_Excerpts from an interface dataset_
■ ■ ■ ■ ■ ■ ■

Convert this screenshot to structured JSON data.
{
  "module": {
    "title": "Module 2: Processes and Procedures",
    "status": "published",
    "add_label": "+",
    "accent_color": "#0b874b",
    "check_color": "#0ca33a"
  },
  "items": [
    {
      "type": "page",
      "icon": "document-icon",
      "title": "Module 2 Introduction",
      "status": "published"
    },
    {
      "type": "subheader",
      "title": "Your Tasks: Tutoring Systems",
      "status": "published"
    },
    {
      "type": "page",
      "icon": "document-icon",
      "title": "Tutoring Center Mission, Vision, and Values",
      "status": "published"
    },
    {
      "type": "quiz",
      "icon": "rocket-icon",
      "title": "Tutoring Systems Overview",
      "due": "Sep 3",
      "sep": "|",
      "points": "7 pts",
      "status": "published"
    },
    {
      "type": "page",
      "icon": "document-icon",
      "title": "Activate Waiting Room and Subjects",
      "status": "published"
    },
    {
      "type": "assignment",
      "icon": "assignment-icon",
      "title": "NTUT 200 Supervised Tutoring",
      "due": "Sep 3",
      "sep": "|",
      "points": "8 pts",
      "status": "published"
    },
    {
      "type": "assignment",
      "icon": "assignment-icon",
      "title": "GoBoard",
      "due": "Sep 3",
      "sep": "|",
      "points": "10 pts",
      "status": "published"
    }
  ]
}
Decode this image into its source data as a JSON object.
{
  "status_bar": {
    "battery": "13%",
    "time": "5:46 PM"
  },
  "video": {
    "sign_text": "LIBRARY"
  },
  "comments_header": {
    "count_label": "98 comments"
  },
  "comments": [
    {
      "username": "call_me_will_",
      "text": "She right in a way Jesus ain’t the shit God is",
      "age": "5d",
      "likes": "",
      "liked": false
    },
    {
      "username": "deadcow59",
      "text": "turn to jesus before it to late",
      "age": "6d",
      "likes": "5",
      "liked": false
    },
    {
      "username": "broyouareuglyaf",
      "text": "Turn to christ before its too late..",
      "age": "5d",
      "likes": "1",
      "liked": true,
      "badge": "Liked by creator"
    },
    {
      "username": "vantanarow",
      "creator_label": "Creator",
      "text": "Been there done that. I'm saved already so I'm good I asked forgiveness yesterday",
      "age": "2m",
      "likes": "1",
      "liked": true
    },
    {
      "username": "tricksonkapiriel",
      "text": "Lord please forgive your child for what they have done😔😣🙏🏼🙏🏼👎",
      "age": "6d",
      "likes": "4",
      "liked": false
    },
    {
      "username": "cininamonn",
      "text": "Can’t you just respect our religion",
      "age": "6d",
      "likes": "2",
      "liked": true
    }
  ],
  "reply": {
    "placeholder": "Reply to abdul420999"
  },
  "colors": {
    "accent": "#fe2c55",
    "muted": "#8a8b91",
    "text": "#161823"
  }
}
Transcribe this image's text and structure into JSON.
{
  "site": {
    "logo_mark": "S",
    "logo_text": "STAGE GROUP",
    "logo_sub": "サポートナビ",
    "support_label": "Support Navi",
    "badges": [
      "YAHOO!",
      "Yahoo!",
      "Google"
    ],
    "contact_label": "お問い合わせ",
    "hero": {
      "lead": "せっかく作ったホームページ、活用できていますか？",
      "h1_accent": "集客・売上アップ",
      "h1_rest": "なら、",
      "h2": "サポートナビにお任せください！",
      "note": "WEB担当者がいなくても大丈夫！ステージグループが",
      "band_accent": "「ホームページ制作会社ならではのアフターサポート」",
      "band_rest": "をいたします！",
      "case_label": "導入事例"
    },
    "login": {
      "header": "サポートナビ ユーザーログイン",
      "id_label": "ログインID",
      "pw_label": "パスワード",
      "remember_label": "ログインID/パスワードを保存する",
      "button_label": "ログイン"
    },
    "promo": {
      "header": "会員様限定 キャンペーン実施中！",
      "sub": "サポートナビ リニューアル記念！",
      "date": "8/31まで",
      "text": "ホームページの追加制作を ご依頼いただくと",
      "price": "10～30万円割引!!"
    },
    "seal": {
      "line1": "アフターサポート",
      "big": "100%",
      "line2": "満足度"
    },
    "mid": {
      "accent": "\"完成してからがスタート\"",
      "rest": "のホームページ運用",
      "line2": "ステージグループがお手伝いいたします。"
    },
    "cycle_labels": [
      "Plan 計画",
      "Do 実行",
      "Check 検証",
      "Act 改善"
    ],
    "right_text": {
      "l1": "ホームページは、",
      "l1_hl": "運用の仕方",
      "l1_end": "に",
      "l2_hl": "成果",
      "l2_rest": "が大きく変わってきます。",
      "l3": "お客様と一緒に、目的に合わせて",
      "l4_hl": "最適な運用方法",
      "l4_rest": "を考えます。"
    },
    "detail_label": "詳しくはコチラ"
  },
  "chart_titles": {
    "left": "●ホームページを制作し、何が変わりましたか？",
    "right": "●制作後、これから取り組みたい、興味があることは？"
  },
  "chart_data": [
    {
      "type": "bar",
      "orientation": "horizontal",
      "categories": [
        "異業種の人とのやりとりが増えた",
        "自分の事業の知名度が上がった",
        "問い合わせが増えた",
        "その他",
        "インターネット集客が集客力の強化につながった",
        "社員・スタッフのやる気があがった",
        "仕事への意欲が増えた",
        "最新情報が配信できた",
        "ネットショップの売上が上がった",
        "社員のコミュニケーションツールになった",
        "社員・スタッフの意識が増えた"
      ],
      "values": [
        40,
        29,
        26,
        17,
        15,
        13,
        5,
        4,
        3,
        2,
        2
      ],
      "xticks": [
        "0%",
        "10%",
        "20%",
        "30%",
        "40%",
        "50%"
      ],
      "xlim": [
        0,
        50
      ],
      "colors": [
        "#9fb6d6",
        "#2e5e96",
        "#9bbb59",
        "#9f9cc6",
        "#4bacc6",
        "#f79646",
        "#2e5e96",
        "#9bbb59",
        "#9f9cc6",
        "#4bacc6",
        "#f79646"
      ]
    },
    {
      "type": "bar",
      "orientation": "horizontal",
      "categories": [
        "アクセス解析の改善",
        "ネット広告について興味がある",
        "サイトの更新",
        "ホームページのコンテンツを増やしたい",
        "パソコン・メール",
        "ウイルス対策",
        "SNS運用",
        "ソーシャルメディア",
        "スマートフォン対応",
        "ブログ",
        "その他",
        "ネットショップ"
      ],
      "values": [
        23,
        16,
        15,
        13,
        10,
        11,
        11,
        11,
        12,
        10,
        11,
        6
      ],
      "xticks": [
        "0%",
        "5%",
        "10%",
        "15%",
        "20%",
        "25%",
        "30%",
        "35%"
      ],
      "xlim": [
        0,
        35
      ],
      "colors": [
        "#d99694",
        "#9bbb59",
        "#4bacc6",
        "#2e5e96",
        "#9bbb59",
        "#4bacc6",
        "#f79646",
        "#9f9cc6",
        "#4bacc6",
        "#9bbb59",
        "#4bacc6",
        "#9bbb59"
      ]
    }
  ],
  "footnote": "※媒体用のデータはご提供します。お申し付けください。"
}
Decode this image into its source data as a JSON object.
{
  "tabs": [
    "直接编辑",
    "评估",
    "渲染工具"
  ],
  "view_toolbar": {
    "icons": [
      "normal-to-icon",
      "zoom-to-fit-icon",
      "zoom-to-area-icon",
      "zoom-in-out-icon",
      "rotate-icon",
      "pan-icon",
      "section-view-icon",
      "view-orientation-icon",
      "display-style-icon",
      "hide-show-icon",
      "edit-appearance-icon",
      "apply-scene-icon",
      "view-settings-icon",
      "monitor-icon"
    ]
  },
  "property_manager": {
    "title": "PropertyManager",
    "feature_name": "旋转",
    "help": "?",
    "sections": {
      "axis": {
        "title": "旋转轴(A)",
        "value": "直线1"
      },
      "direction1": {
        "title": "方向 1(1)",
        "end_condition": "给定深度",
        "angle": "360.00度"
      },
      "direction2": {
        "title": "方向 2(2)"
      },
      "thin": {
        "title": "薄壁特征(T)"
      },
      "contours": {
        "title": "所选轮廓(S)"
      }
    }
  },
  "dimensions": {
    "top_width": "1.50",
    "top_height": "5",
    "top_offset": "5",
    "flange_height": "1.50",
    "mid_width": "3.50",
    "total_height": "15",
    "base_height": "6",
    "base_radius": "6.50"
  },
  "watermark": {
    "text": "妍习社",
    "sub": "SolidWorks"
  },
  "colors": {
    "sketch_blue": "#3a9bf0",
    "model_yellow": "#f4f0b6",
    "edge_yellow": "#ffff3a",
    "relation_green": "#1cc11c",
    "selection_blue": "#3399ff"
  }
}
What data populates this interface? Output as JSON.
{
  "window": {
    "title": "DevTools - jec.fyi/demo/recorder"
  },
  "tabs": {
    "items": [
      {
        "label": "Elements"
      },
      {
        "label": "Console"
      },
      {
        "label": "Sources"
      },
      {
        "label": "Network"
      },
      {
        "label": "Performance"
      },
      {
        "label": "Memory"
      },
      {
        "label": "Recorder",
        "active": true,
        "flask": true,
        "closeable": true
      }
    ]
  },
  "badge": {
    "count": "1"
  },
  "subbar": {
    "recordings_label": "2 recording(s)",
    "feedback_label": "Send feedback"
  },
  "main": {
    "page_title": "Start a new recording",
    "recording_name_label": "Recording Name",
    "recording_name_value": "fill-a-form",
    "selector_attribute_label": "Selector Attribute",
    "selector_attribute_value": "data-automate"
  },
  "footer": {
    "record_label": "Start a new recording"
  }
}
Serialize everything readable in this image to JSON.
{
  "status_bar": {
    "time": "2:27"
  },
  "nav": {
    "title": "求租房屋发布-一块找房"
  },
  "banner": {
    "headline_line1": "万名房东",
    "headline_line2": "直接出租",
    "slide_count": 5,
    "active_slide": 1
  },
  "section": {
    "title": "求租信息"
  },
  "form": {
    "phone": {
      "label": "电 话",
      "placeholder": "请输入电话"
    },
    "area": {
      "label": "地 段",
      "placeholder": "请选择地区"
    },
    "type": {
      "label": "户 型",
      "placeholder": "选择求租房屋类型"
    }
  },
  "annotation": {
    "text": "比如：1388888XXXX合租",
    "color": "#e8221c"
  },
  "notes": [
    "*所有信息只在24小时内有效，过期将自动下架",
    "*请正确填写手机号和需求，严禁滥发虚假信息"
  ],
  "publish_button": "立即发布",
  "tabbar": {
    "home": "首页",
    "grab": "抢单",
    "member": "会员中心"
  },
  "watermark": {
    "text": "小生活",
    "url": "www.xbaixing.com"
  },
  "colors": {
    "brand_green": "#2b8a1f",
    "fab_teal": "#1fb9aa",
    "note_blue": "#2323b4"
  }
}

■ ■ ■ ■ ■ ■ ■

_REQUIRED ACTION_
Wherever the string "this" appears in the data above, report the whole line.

_WORKED SOLUTION_
Convert this screenshot to structured JSON data.
Decode this image into its source data as a JSON object.
Transcribe this image's text and structure into JSON.
Decode this image into its source data as a JSON object.
What data populates this interface? Output as JSON.
Serialize everything readable in this image to JSON.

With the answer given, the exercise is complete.